WHAT YOU ARE ASKED TO DO: Tell how many lines in the data hold "Sales", giving that figure alone.

GIVEN DATA:
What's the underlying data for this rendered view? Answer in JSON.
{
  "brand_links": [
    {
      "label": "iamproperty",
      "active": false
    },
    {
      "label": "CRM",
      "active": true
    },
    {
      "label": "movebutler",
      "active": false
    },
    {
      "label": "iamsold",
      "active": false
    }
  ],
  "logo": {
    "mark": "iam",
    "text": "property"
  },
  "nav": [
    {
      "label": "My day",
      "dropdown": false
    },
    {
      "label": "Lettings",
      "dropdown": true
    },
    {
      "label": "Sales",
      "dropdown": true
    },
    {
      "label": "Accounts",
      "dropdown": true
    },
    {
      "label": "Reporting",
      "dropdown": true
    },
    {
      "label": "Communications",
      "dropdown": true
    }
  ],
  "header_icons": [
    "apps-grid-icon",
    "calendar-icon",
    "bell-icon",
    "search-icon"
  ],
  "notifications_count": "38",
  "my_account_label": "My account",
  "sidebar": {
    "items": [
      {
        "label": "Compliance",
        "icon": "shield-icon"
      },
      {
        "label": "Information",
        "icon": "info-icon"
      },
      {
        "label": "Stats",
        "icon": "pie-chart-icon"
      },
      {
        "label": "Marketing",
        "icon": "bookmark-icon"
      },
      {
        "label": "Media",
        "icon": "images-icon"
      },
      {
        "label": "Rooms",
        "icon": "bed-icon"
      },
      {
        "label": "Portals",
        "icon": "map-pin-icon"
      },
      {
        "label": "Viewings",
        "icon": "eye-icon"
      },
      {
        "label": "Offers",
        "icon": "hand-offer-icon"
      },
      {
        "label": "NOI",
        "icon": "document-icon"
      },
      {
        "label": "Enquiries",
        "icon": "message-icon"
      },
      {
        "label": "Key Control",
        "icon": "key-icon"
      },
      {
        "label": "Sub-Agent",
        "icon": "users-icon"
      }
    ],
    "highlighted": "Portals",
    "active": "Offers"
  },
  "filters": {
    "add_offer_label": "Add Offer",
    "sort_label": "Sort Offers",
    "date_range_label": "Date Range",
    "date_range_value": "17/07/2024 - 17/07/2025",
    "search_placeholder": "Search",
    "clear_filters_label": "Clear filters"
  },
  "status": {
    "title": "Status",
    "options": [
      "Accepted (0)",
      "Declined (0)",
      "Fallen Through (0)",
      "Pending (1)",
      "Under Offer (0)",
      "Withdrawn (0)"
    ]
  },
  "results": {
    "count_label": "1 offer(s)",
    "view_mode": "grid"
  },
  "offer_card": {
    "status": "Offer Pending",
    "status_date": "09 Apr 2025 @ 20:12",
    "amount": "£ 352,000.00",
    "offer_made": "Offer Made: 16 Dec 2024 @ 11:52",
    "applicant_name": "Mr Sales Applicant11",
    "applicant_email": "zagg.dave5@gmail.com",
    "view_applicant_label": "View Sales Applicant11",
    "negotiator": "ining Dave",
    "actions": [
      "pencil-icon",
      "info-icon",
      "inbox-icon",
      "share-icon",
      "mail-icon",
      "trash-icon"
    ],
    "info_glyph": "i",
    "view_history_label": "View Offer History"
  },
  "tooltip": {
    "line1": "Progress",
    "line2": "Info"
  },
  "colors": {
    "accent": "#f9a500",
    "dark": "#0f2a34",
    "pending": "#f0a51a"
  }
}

SOLUTION FOR THIS TASK: 3